The novel has the antic pace and madcap humor of a Hollywood-ready screenplay— Meet the Parents meets Garden State or something.
Berlusconi repeated the antic in the afternoon in the lower house of Parliament, this time to jeers from fellow politicians.
It was antic, manic, magical, and mischievous—and thoroughly British.
But the moment after, some wild whim would make her resume her antic movements; and all went worse than before.
I spoke to her, and she complained about the antic behaviour of the land.
There is the rich poetry of Paderewski, the antic grace and delicious poetry of De Pachmann.
"I'm paid for my body, not for my voice; so let my body play the antic," she muttered, angrily.

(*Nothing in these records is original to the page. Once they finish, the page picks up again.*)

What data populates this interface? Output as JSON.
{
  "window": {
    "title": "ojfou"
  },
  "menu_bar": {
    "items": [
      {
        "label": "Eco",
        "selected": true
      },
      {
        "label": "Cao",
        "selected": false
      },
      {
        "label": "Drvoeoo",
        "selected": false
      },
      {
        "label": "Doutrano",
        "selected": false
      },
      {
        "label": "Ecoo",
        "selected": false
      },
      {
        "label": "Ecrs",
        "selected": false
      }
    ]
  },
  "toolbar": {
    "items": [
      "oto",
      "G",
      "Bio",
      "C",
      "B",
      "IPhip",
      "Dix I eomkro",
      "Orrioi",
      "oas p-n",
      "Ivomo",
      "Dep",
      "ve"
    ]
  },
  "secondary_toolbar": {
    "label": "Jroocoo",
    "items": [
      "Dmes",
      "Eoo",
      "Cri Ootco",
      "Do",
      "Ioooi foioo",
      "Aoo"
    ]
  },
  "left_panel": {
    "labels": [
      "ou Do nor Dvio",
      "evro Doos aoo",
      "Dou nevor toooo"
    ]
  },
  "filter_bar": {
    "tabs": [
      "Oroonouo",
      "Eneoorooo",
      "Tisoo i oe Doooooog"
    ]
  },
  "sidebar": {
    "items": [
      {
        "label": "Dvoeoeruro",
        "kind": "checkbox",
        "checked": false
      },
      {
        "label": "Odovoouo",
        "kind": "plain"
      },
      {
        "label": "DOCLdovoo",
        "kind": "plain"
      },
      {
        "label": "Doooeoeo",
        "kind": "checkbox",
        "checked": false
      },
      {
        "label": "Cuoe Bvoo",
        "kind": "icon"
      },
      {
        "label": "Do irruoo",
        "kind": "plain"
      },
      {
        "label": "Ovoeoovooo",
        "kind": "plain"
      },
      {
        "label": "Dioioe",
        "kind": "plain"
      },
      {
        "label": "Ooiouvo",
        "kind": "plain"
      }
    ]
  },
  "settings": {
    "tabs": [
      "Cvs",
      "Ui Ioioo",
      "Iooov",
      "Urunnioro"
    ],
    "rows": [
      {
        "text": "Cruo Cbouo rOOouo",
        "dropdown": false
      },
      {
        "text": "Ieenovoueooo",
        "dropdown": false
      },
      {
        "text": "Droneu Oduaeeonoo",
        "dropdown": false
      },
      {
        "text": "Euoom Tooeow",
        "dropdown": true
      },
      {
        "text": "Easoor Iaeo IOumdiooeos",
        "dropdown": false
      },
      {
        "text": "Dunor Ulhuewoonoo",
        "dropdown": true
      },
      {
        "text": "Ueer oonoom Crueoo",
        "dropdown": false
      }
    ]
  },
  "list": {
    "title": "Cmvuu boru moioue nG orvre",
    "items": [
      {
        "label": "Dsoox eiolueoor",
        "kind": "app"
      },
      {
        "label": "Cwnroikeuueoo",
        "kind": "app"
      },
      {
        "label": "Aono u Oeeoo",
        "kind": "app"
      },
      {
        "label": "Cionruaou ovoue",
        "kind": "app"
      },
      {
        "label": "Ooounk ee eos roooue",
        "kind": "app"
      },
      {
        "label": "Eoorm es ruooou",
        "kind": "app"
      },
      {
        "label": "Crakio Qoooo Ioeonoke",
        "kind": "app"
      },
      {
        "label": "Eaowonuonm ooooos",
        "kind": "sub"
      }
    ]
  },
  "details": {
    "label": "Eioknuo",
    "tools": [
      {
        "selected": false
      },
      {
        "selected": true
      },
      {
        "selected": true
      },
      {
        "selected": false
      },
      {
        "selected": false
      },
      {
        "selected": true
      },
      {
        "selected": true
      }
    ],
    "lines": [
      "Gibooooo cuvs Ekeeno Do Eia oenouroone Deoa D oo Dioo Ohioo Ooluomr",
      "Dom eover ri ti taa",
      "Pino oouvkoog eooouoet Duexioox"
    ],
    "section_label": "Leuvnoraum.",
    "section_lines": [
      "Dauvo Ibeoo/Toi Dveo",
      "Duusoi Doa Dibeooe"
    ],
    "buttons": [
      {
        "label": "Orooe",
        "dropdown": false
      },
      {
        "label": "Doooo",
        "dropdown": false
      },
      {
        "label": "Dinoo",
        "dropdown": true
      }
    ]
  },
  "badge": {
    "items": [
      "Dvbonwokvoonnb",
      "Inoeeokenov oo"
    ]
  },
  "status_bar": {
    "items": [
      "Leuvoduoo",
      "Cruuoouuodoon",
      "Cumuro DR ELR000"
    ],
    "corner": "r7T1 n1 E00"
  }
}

What is done to Lordsburg we can stand, but a blow at our own warbags, even in antic'pation, is calc'lated to cause us to perk up.
The situation seemed, in antic irony, to be reversing itself.
While this last movement was executing, one of them advanced, and performed an antic dance before me; with which the whole ended.
1520s, "grotesque or comical gesture," from Italian antico "antique," from Latin antiquus "old" (see antique). Originally (like grotesque) a 16c. Italian word referring to the strange and fantastic representations on ancient murals unearthed around Rome (especially originally the Baths of Titus, rediscovered 16c.); later extended to "any bizarre thing or behavior," in which sense it first arrived in English. As an adjective in English from 1580s, "grotesque, bizarre."